Weakness Can Build Strength and Respect
September 2, 2018
When I was hiring staff, I would ask candidates to define their strengths and they would happily rattle off a list. Then I would ask them to list their weaknesses and to provide examples of how they used their strengths to overcome their weaknesses. The happy face would suddenly be gone and the response was slow. We love talking about success and our strengths but we try to avoid thinking about our weaknesses or failures.
John McCain never hid from his weaknesses, which is what made him so strong in the eyes of many Americans. He will also be remembered as someone that always sought compromise as a means to bring people of all ideologies together. He was in some ways the "mediator" of the Senate.
Another interviewing tool I used was to toss out names and ask candidates for the first thing that came to mind. Sometimes I would say Aretha, and usually the response would be R-E-S-P-E-C-T and the candidates would smile thinking they had passed the test. I would then ask them to define respect and cite a personal example-suddenly the smile evaporated. Respect is not easy to define but we all know it when we see it or feel it.
Sadly, one of the leading causes in the various disagreements/legal actions I have mediated, has been a display of disrespect by one party to the other.
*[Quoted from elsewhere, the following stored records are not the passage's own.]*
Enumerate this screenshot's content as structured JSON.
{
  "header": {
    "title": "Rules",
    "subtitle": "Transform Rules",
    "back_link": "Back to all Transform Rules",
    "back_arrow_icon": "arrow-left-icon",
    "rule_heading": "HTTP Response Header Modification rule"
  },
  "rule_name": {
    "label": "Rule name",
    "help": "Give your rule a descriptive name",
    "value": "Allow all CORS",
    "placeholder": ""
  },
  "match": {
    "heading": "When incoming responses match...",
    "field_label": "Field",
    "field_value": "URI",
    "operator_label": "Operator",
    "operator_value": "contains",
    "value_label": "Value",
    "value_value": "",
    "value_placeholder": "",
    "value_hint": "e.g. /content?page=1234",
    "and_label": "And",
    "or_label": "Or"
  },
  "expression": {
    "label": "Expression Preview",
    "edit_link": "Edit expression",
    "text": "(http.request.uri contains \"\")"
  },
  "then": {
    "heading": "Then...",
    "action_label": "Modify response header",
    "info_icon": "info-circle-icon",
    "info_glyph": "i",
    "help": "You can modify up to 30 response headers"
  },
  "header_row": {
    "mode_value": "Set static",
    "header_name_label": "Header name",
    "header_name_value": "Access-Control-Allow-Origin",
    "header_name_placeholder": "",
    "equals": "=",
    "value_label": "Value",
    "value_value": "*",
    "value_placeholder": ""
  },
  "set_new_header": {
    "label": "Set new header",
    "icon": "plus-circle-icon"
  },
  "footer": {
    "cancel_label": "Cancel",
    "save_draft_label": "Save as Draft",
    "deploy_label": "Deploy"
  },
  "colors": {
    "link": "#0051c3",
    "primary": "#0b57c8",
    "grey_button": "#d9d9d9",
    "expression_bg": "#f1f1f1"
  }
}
Ironically, resolving those cases begins by instructing the parties to show respect by simply listening and thinking before responding and without interrupting.
John McCain and Aretha Franklin knew how to overcome weaknesses and use their strengths to bring people together in respectful ways-something we all need to remember and act upon as we mourn their passing.